EXERCISE INPUT:
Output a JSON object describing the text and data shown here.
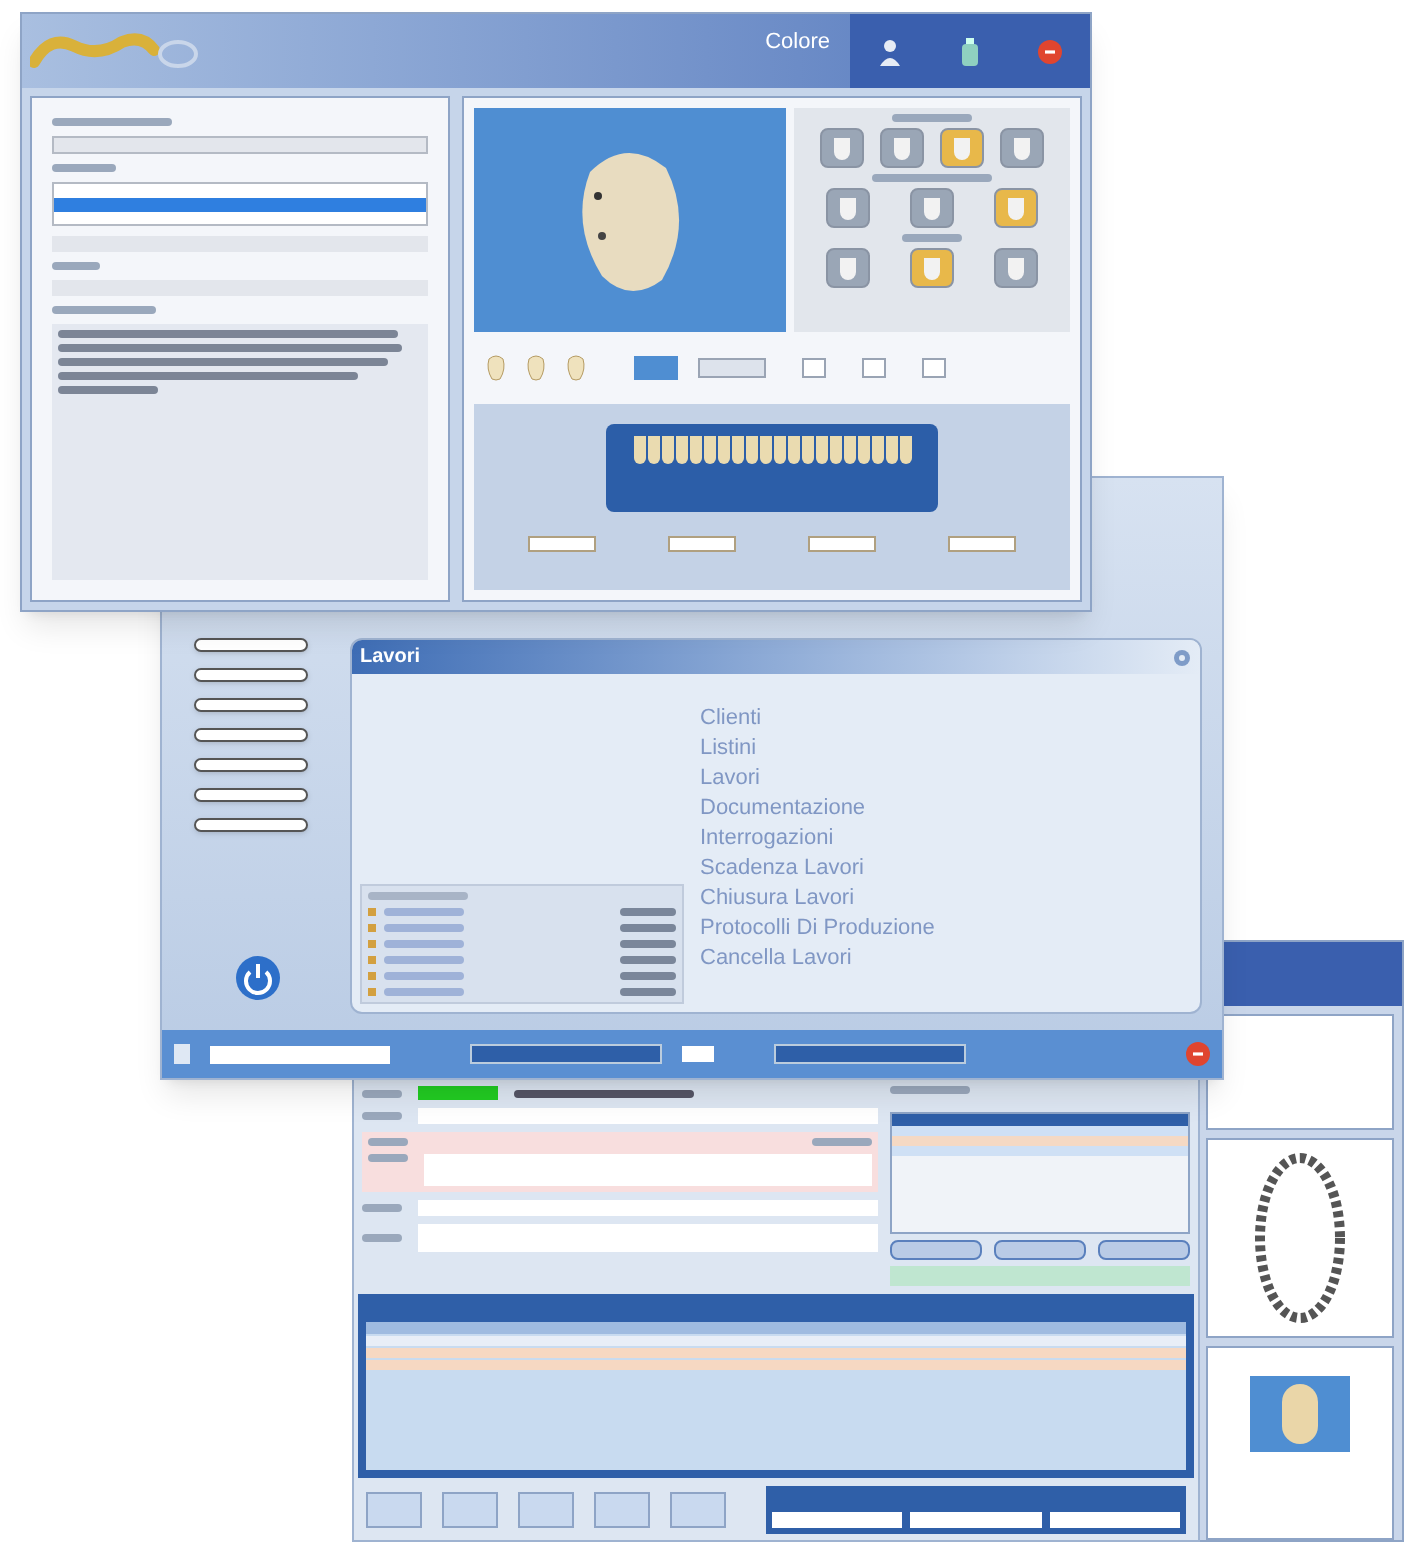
{
  "colore_window": {
    "title": "Colore"
  },
  "lavori_window": {
    "panel_title": "Lavori",
    "menu": [
      {
        "label": "Clienti"
      },
      {
        "label": "Listini"
      },
      {
        "label": "Lavori"
      },
      {
        "label": "Documentazione"
      },
      {
        "label": "Interrogazioni"
      },
      {
        "label": "Scadenza Lavori"
      },
      {
        "label": "Chiusura Lavori"
      },
      {
        "label": "Protocolli Di Produzione"
      },
      {
        "label": "Cancella Lavori"
      }
    ]
  }
}
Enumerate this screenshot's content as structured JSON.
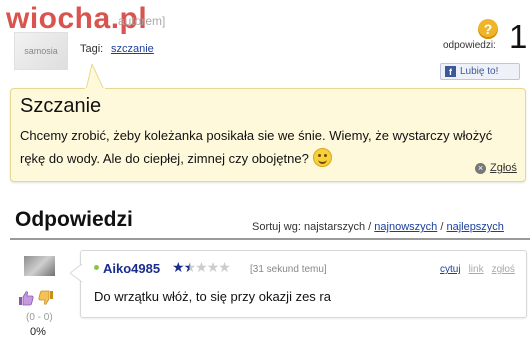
{
  "header": {
    "site_watermark": "wiocha.pl",
    "author_partial": "autorem]",
    "avatar_text": "samosia",
    "tags_label": "Tagi:",
    "tag": "szczanie"
  },
  "stats": {
    "answers_label": "odpowiedzi:",
    "answers_count": "1",
    "badge_symbol": "?"
  },
  "like_button": {
    "label": "Lubię to!",
    "icon_letter": "f"
  },
  "question": {
    "title": "Szczanie",
    "body": "Chcemy zrobić, żeby koleżanka posikała sie we śnie. Wiemy, że wystarczy włożyć rękę do wody. Ale do ciepłej, zimnej czy obojętne?",
    "report_label": "Zgłoś"
  },
  "answers_section": {
    "title": "Odpowiedzi",
    "sort_label": "Sortuj wg:",
    "sort_options": [
      "najstarszych",
      "najnowszych",
      "najlepszych"
    ],
    "separator": " / "
  },
  "answer": {
    "user": "Aiko4985",
    "rating": 1.5,
    "rating_max": 5,
    "time": "[31 sekund temu]",
    "actions": {
      "quote": "cytuj",
      "link": "link",
      "report": "zgłoś"
    },
    "text": "Do wrzątku włóż, to się przy okazji zes ra",
    "votes": "(0 - 0)",
    "percent": "0%"
  },
  "colors": {
    "link": "#1a3f9b",
    "question_bg": "#fff9dc",
    "badge": "#f0b429",
    "facebook": "#3b5998"
  }
}
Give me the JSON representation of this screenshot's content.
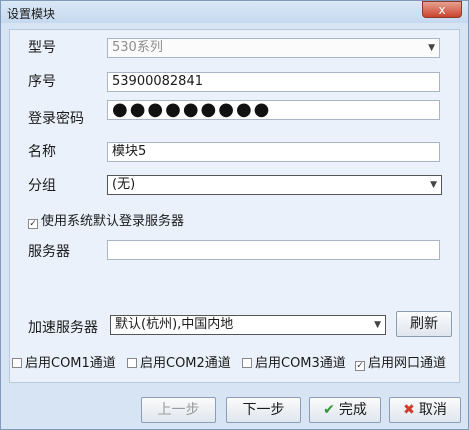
{
  "window": {
    "title": "设置模块",
    "close_glyph": "x"
  },
  "form": {
    "model_label": "型号",
    "model_value": "530系列",
    "serial_label": "序号",
    "serial_value": "53900082841",
    "password_label": "登录密码",
    "password_value": "●●●●●●●●●",
    "name_label": "名称",
    "name_value": "模块5",
    "group_label": "分组",
    "group_value": "(无)",
    "use_default_server": "使用系统默认登录服务器",
    "server_label": "服务器",
    "server_value": "",
    "accel_label": "加速服务器",
    "accel_value": "默认(杭州),中国内地",
    "refresh_button": "刷新"
  },
  "channels": [
    {
      "label": "启用COM1通道",
      "checked": false
    },
    {
      "label": "启用COM2通道",
      "checked": false
    },
    {
      "label": "启用COM3通道",
      "checked": false
    },
    {
      "label": "启用网口通道",
      "checked": true
    }
  ],
  "buttons": {
    "prev": "上一步",
    "next": "下一步",
    "finish": "完成",
    "cancel": "取消"
  }
}
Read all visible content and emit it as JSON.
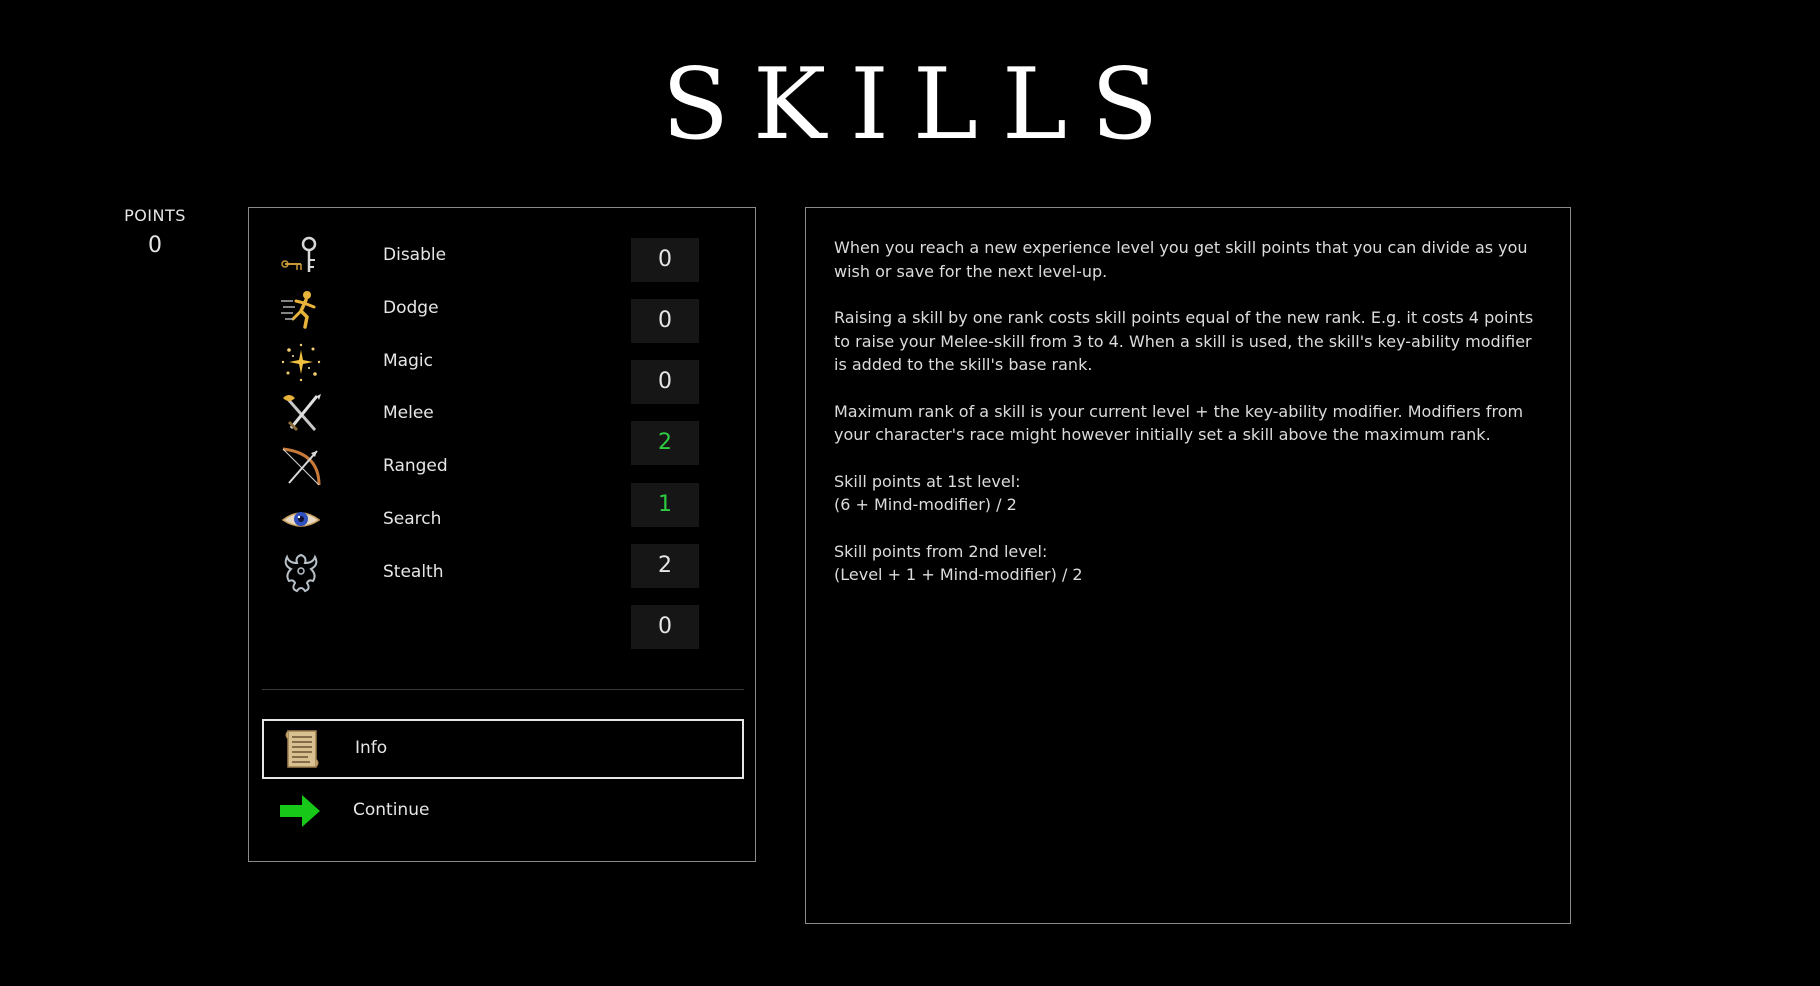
{
  "title": "SKILLS",
  "points": {
    "label": "POINTS",
    "value": "0"
  },
  "skills": [
    {
      "label": "Disable",
      "rank": "0",
      "icon": "disable-icon",
      "raised": false
    },
    {
      "label": "Dodge",
      "rank": "0",
      "icon": "dodge-icon",
      "raised": false
    },
    {
      "label": "Magic",
      "rank": "0",
      "icon": "magic-icon",
      "raised": false
    },
    {
      "label": "Melee",
      "rank": "2",
      "icon": "melee-icon",
      "raised": true
    },
    {
      "label": "Ranged",
      "rank": "1",
      "icon": "ranged-icon",
      "raised": true
    },
    {
      "label": "Search",
      "rank": "2",
      "icon": "search-icon",
      "raised": false
    },
    {
      "label": "Stealth",
      "rank": "0",
      "icon": "stealth-icon",
      "raised": false
    }
  ],
  "actions": {
    "info": {
      "label": "Info",
      "icon": "scroll-icon"
    },
    "continue": {
      "label": "Continue",
      "icon": "green-arrow-icon"
    }
  },
  "info_text": {
    "p1": "When you reach a new experience level you get skill points that you can divide as you wish or save for the next level-up.",
    "p2": "Raising a skill by one rank costs skill points equal of the new rank. E.g. it costs 4 points to raise your Melee-skill from 3 to 4. When a skill is used, the skill's key-ability modifier is added to the skill's base rank.",
    "p3": "Maximum rank of a skill is your current level + the key-ability modifier. Modifiers from your character's race might however initially set a skill above the maximum rank.",
    "p4_line1": "Skill points at 1st level:",
    "p4_line2": "(6 + Mind-modifier) / 2",
    "p5_line1": "Skill points from 2nd level:",
    "p5_line2": "(Level + 1 + Mind-modifier) / 2"
  },
  "colors": {
    "background": "#000000",
    "text": "#e6e6e6",
    "raised_rank": "#2ecc40",
    "panel_border": "#8a8a8a",
    "rank_box": "#161616"
  }
}
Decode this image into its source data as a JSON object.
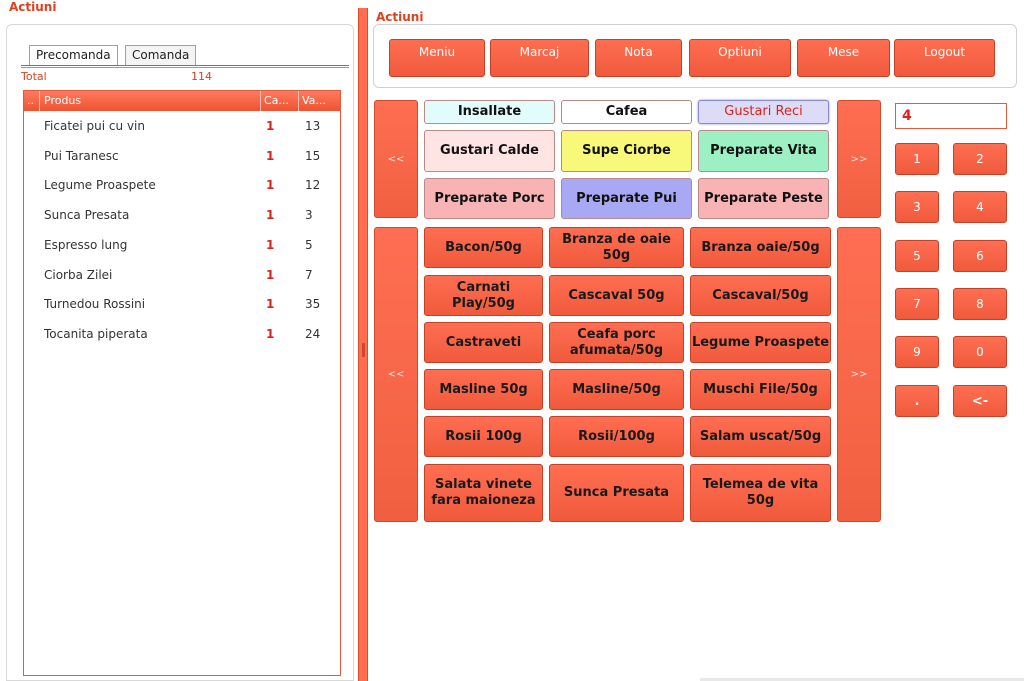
{
  "left": {
    "title": "Actiuni",
    "tabs": [
      "Precomanda",
      "Comanda"
    ],
    "total_label": "Total",
    "total_value": "114",
    "columns": [
      "..",
      "Produs",
      "Ca...",
      "Va..."
    ],
    "rows": [
      {
        "produs": "Ficatei pui cu vin",
        "cant": "1",
        "val": "13"
      },
      {
        "produs": "Pui Taranesc",
        "cant": "1",
        "val": "15"
      },
      {
        "produs": "Legume Proaspete",
        "cant": "1",
        "val": "12"
      },
      {
        "produs": "Sunca Presata",
        "cant": "1",
        "val": "3"
      },
      {
        "produs": "Espresso lung",
        "cant": "1",
        "val": "5"
      },
      {
        "produs": "Ciorba Zilei",
        "cant": "1",
        "val": "7"
      },
      {
        "produs": "Turnedou Rossini",
        "cant": "1",
        "val": "35"
      },
      {
        "produs": "Tocanita piperata",
        "cant": "1",
        "val": "24"
      }
    ]
  },
  "right": {
    "title": "Actiuni",
    "menu": [
      "Meniu",
      "Marcaj",
      "Nota",
      "Optiuni",
      "Mese",
      "Logout"
    ],
    "nav_prev": "<<",
    "nav_next": ">>",
    "categories": [
      {
        "label": "Insallate",
        "color": "#e2fbfb"
      },
      {
        "label": "Cafea",
        "color": "#ffffff"
      },
      {
        "label": "Gustari Reci",
        "color": "#dcdcf6"
      },
      {
        "label": "Gustari Calde",
        "color": "#ffe4e4"
      },
      {
        "label": "Supe Ciorbe",
        "color": "#f8f87a"
      },
      {
        "label": "Preparate Vita",
        "color": "#9cf0c4"
      },
      {
        "label": "Preparate Porc",
        "color": "#f8b4b4"
      },
      {
        "label": "Preparate Pui",
        "color": "#a8a8f4"
      },
      {
        "label": "Preparate Peste",
        "color": "#f8b4b4"
      }
    ],
    "products": [
      "Bacon/50g",
      "Branza de oaie 50g",
      "Branza oaie/50g",
      "Carnati Play/50g",
      "Cascaval 50g",
      "Cascaval/50g",
      "Castraveti",
      "Ceafa porc afumata/50g",
      "Legume Proaspete",
      "Masline 50g",
      "Masline/50g",
      "Muschi File/50g",
      "Rosii 100g",
      "Rosii/100g",
      "Salam uscat/50g",
      "Salata vinete fara maioneza",
      "Sunca Presata",
      "Telemea de vita 50g"
    ],
    "quantity": "4",
    "keypad": [
      "1",
      "2",
      "3",
      "4",
      "5",
      "6",
      "7",
      "8",
      "9",
      "0",
      ".",
      "<-"
    ]
  }
}
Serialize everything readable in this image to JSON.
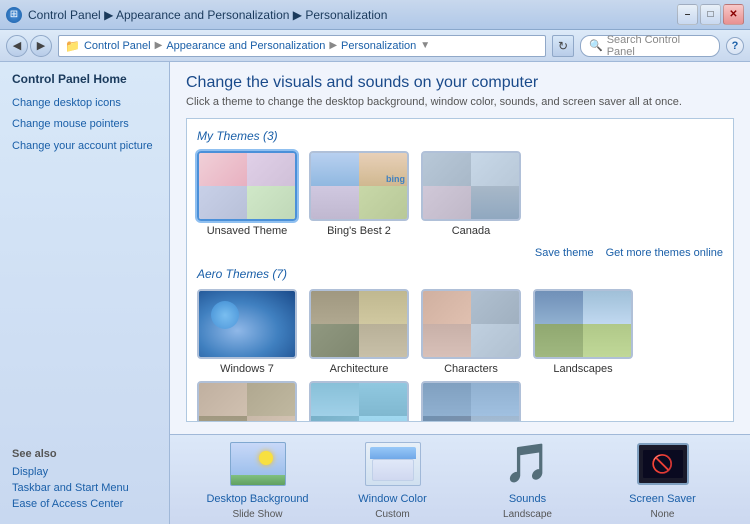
{
  "window": {
    "title": "Personalization",
    "min_btn": "–",
    "max_btn": "□",
    "close_btn": "✕"
  },
  "address_bar": {
    "back_btn": "◀",
    "forward_btn": "▶",
    "breadcrumb": [
      "Control Panel",
      "Appearance and Personalization",
      "Personalization"
    ],
    "refresh_btn": "↻",
    "search_placeholder": "Search Control Panel",
    "help_btn": "?"
  },
  "sidebar": {
    "home_label": "Control Panel Home",
    "links": [
      "Change desktop icons",
      "Change mouse pointers",
      "Change your account picture"
    ],
    "see_also_label": "See also",
    "see_also_links": [
      "Display",
      "Taskbar and Start Menu",
      "Ease of Access Center"
    ]
  },
  "content": {
    "title": "Change the visuals and sounds on your computer",
    "subtitle": "Click a theme to change the desktop background, window color, sounds, and screen saver all at once.",
    "my_themes_label": "My Themes (3)",
    "aero_themes_label": "Aero Themes (7)",
    "save_theme_label": "Save theme",
    "get_more_label": "Get more themes online",
    "themes": {
      "my": [
        {
          "name": "Unsaved Theme",
          "selected": true,
          "type": "unsaved"
        },
        {
          "name": "Bing's Best 2",
          "selected": false,
          "type": "bings"
        },
        {
          "name": "Canada",
          "selected": false,
          "type": "canada"
        }
      ],
      "aero": [
        {
          "name": "Windows 7",
          "selected": false,
          "type": "win7"
        },
        {
          "name": "Architecture",
          "selected": false,
          "type": "arch"
        },
        {
          "name": "Characters",
          "selected": false,
          "type": "chars"
        },
        {
          "name": "Landscapes",
          "selected": false,
          "type": "land"
        }
      ],
      "aero_row2": [
        {
          "name": "",
          "selected": false,
          "type": "row2a"
        },
        {
          "name": "",
          "selected": false,
          "type": "row2b"
        },
        {
          "name": "",
          "selected": false,
          "type": "row2c"
        }
      ]
    }
  },
  "bottom_bar": {
    "items": [
      {
        "label": "Desktop Background",
        "sublabel": "Slide Show"
      },
      {
        "label": "Window Color",
        "sublabel": "Custom"
      },
      {
        "label": "Sounds",
        "sublabel": "Landscape"
      },
      {
        "label": "Screen Saver",
        "sublabel": "None"
      }
    ]
  }
}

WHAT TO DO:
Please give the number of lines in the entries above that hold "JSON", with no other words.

OUTPUT OF THE EXERCISE:
6